* [Work required]: Report, from the records below, every line where the word "What" appears.

* [Records shown]:

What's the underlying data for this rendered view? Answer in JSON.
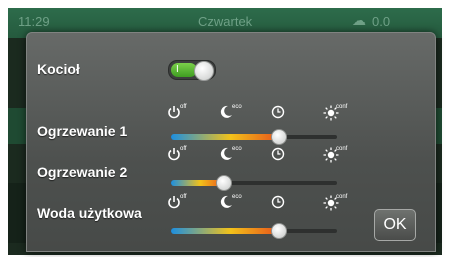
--
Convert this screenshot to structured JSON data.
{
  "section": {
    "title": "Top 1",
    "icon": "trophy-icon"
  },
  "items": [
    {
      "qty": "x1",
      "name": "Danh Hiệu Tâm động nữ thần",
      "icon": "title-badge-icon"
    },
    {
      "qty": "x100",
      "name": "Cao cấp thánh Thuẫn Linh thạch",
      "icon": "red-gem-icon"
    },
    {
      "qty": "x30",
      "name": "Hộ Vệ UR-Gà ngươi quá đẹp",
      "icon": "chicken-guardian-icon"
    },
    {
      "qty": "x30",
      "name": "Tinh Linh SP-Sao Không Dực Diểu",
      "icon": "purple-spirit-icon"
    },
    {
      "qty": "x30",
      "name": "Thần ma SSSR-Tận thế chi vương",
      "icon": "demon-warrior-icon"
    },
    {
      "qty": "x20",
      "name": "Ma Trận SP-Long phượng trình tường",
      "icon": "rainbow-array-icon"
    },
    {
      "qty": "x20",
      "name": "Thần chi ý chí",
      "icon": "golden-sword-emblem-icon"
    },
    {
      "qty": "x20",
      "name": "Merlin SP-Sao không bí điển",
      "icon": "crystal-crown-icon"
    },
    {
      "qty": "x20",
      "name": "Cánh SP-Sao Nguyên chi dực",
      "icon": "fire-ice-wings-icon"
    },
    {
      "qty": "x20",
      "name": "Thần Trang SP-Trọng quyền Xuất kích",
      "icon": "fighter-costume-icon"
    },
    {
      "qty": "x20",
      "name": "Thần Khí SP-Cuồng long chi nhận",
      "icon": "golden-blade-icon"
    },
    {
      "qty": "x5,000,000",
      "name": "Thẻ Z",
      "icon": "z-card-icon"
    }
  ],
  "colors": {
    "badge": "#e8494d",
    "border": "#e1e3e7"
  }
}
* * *
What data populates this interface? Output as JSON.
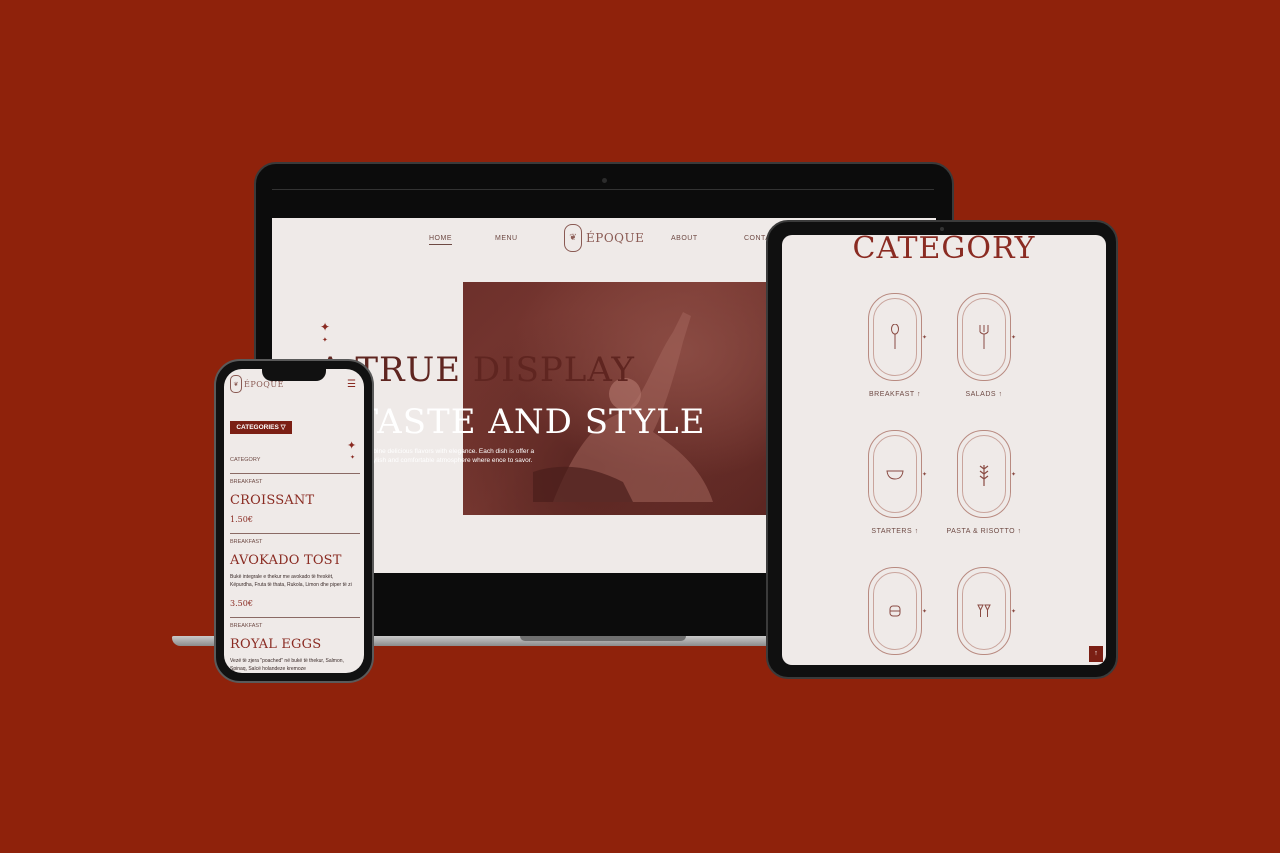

* [Response to this exercise]:
What's the underlying data for this rendered view? Answer in JSON.
What data populates this interface? Output as JSON.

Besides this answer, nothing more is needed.